Event Horizon by 


I kind want this on a tee shirt.


I kind want this on a tee shirt.


"Some women are lost in the fire. Some women are built from it."




woody allen, the irredeemable creep whose obvious misogyny was misinterpreted as creative genius by the college-boy mentality. 


Wait, what did Ginsberg do to end up on the list with the other dudes?

Lauren Bacall c. 1940s

Lauren Bacall c. 1940s


From yesterday’s I ORIGINS interview with the beautiful and absolutely brilliant Brit Marling.

posted 1 week ago via fygirlcrush · originally bbook
630 notes

"In fairy tales, monsters exist to be a manifestation of something that we need to understand, not only a problem we need to overcome, but also they need to represent, much like angels represent the beautiful, pure, eternal side of the human spirit, monsters need to represent a more tangible, more mortal side of being human: aging, decay, darkness and so forth. And I believe that monsters originally, when we were cavemen and you know, sitting around a fire, we needed to explain the birth of the sun and the death of the moon and the phases of the moon and rain and thunder. And we invented creatures that made sense of the world: a serpent that ate the sun, a creature that ate the moon, a man in the moon living there, things like that. And as we became more and more sophisticated and created sort of a social structure, the real enigmas started not to be outside. The rain and the thunder were logical now. But the real enigmas became social. All those impulses that we were repressing: cannibalism, murder, these things needed an explanation. The sex drive, the need to hunt, the need to kill, these things then became personified in monsters. Werewolves, vampires, ogres, this and that. I feel that monsters are here in our world to help us understand it. They are an essential part of a fable."
— Guillermo Del Toro (via vesperlynds)

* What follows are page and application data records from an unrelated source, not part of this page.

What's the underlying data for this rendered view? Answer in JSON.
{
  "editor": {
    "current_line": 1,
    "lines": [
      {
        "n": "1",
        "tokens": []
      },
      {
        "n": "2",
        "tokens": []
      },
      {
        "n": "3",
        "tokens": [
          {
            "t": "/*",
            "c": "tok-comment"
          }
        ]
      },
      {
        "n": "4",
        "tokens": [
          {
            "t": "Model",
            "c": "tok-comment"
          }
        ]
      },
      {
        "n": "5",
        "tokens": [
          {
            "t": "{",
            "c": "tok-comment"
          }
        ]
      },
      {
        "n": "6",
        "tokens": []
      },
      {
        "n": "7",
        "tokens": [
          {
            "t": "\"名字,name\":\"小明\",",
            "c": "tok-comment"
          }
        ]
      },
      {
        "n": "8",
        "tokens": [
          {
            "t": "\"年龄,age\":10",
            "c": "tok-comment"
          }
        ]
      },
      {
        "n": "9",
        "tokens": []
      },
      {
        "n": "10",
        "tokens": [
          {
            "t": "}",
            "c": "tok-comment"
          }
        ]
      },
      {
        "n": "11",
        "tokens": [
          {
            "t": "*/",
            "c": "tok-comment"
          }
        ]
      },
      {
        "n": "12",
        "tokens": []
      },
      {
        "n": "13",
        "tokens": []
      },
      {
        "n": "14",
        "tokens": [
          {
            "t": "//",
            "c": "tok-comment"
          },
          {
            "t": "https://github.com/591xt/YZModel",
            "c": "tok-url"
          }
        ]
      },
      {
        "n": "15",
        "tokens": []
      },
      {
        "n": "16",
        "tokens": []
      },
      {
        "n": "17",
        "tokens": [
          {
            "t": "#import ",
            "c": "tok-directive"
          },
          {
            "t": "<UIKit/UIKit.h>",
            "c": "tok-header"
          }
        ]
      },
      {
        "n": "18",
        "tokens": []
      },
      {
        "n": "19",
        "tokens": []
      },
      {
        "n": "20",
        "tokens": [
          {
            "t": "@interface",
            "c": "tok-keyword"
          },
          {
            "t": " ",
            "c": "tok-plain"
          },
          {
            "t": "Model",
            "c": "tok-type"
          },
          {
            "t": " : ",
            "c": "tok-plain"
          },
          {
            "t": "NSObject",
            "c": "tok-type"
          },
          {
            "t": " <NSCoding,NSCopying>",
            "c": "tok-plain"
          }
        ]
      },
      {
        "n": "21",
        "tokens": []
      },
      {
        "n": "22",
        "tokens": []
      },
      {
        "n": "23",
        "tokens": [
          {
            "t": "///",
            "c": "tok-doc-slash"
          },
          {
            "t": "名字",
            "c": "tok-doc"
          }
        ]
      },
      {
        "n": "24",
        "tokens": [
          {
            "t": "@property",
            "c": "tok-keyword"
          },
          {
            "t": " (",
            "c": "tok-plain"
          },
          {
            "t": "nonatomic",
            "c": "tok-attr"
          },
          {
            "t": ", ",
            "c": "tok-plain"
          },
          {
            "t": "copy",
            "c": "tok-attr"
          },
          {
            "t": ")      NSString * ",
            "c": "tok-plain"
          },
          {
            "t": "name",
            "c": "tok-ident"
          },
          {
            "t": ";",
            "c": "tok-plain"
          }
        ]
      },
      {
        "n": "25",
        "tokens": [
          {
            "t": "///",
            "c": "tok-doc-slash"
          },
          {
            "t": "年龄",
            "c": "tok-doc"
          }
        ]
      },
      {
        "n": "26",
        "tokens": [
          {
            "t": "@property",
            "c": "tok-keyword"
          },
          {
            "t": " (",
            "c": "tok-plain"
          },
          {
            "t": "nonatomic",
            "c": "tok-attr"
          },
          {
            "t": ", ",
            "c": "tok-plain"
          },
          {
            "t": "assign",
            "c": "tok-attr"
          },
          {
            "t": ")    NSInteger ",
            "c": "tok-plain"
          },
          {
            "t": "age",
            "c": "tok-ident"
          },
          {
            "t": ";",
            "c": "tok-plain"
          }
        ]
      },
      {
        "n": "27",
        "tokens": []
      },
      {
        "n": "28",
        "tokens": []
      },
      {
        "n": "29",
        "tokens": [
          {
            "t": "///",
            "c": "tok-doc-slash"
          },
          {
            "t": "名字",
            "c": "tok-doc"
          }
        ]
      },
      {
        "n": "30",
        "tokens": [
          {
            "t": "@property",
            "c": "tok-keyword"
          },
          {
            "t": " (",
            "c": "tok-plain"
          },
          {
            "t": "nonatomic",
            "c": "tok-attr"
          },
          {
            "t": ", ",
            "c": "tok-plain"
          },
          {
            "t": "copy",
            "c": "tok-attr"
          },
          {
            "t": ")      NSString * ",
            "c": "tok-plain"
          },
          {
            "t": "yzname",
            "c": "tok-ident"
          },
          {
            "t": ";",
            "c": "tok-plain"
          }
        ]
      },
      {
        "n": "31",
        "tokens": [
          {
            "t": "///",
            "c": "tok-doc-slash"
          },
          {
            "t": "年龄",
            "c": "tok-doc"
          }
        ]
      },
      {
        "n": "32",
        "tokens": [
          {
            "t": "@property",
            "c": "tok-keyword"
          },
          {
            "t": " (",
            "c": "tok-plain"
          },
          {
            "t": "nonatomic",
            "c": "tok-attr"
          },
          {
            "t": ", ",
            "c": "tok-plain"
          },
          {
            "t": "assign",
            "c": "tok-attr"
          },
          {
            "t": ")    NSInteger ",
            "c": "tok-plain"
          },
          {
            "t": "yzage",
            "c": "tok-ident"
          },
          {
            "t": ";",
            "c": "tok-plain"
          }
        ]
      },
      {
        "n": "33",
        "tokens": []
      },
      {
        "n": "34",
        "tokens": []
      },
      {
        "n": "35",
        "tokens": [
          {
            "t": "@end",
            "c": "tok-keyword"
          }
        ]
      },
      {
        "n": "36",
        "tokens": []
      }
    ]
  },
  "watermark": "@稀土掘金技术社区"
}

We’re still not over Kristen Wiig and Bill Hader in the trailer for The Skeleton Twins

posted 2 weeks ago via oldfilmsflicker · originally
311 notes



Thomas Ingoldsby ‘The Witches Frolic’ (with illustrations by Ernest M. Jessop) ‘The Ingoldsby Legends’ where written by the Clergyman Thomas Barham (1788-1845) under the pseudonym ‘Thomas Ingoldsby’, and originally published piecemeal in Bentleys Miscellany before being collected in book form in the early 1840s.

posted 2 weeks ago via vintagegal · originally tenebrum
5,192 notes


Beauty and the Beast, 1946

Words of wisdom from Amy Poehler


 ♡ we-love-rain ☂☁ ~ by halfpress


  we-love-rain ☂☁ ~ by halfpress